Actually it was February 2002, not March. We won’t quibble about 30 days.
Remember yesterday I said there can sometimes be hazards in taking out insurance?
Ecuador’s top military brass stepped down on 20 February after persistent rumours about shady dealings over an insurance contract made in Britain came to a head. Defence minister Hugo Unda issued a statement saying that the chiefs of the navy, air force and joint military command had left their posts in an effort to mitigate the effect on the armed forces of any fallout from the scandal. “They have presented a voluntary request to leave their posts so the armed forces can continue its prestigious service to the nation”, Unda said...
The scandal: Back in December, navy captain Rogelio Viteri reported to the ambassador [in London] that a military mission had contracted the insurance for a flotilla of aircraft -- without benefit of competitive tenders -- with the British firm... The mission comprised the chiefs of staff of the army, air force, and navy. The policy, Viteri said, cost US$13m. Moreover, he said, the officers took along their wives for a 14-day tour of Europe, allegedly at the expense of the British firm. Viteri was removed from his post and arrested for not having gone through the proper channels...
That was found in the 'Latin American Andean Group Report', 26 February 2002.
Subsequently, in April 2002, it was reported in Ecuador that the legal representative of the insurance firm told the military court that his company is independent of the company of the same name in London but that London personnel had been involved in paying the hotel bills as a “gesture of hospitality”.
At that time the UK legal position with regards to bribery of foreign officials was… in flux. Good old common law, alway evolving (slowly).
Here is an interesting section from an OECD report in 1997 (pdf):
[It was] noted that the United Kingdom relied on a common law offence as well as statutory offences for implementing the obligation under the Convention to criminalise the bribery of foreign public officials and that neither offence expressly applied to the category of foreign bribery. The Group further noted that the common law offence did not appear in practice ever to have been applied to the bribery of a foreign public official, and there was only one reported case (the Raud case, 1989) where the statutory offences had been cited in relation to foreign bribery (the charge in that case was one of conspiracy to commit an offence under the 1906 Act). Moreover, the 1906 Act contained express language including within the definition of an ‘agent’ certain categories of domestic public official (“a person serving under the Crown,” etc) but was silent on the question of foreign public officials…

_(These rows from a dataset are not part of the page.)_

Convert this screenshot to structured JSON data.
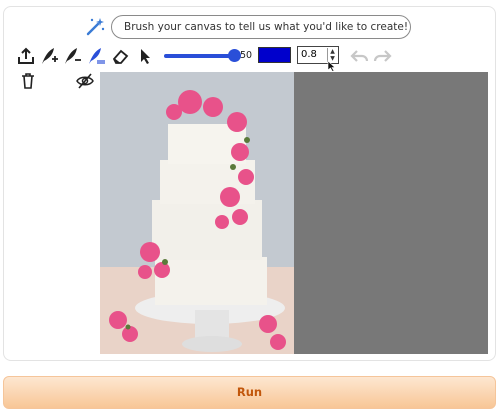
{
  "prompt": {
    "placeholder": "Brush your canvas to tell us what you'd like to create!"
  },
  "toolbar": {
    "brush_size": "50",
    "opacity": "0.8",
    "brush_color": "#0000cc",
    "tools": [
      "upload-icon",
      "feather-add-icon",
      "feather-minus-icon",
      "feather-plus-icon",
      "eraser-icon",
      "pointer-icon"
    ],
    "history": [
      "undo-icon",
      "redo-icon"
    ]
  },
  "layers": [
    "trash-icon",
    "eye-off-icon"
  ],
  "canvas": {
    "mask_color": "#787878"
  },
  "run_button": {
    "label": "Run"
  }
}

There are even claims that the UK legislation on bribery in the conduct of overseas business is now tougher than the pioneering US Foreign Corrupt Practices Act.